Somewhat ironically the day before, Glenn, the other hunter in camp, had shot a nice bull about 100 yards from mine. We were hunting a lot of country on our horses and to shoot two nice bulls in one little area was a surprise and we were cautious about bears on Glenn’s moose gut pile too. Earlier in the week we rode up on a sow and her cubs on a caribou kill. We were about 150 yards from them when they came into view. Luckily she took her cubs in the opposite direction when she smelled us, teaching them a good lesson in the process – run from man-smell.

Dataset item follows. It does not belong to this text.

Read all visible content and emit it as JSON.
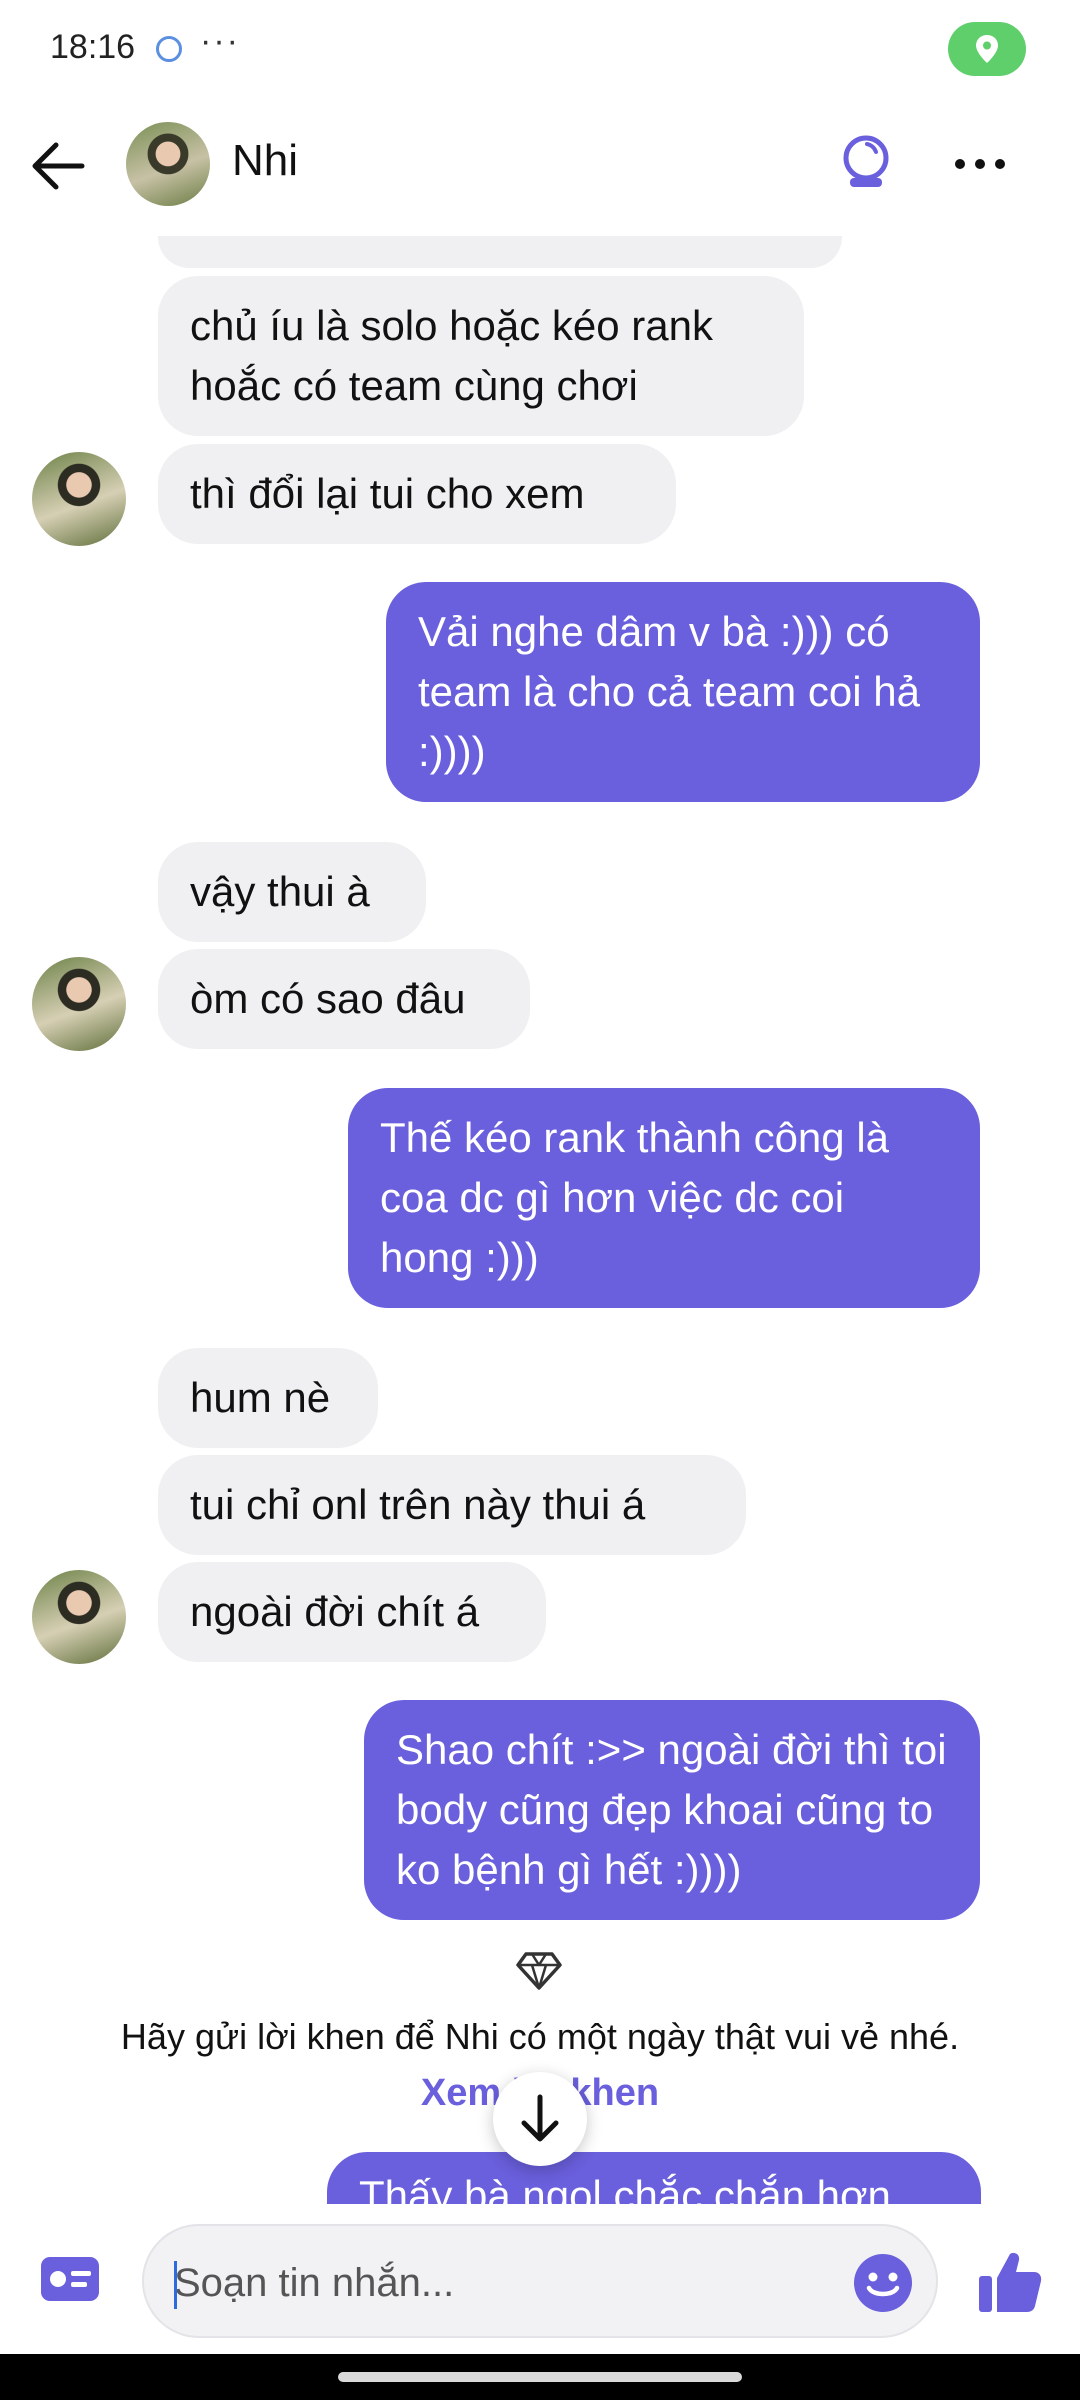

Because of poor weather we were unable to get back to Whitehorse for our scheduled return flights. An unsympathetic Air Canada wanted me to wait four days and pay an additional $900 to get back to Vancouver. That option didn’t appeal to me and after a few satellite phone calls I was able to meet another hunter on the Cassiar highway and rode with him back to Cranbrook. Tony had been hunting from Tuya too and got back to Whitehorse with his moose in the Beaver before the weather soured. He also lives in Montana and agreed to meet me where the Cotton River meets the Dease River on the highway. The Beaver pilot was fueling from a cache of fuel there and dropped me and my meat and antlers off there.

I found this fresh grizzly track about 100 yards from my meat cache after unloading from the Beaver along the Cotton River. I waited about two hours for my ride down the highway.
I found this fresh grizzly track about 100 yards from my meat cache after unloading from the Beaver along the Cotton River. I waited about two hours for my ride down the highway.

In all I had a great hunt, shot nice mature animals and saw some of the more remote parts of British Columbia and the Yukon. And I also made good friends with some other hunters in camp.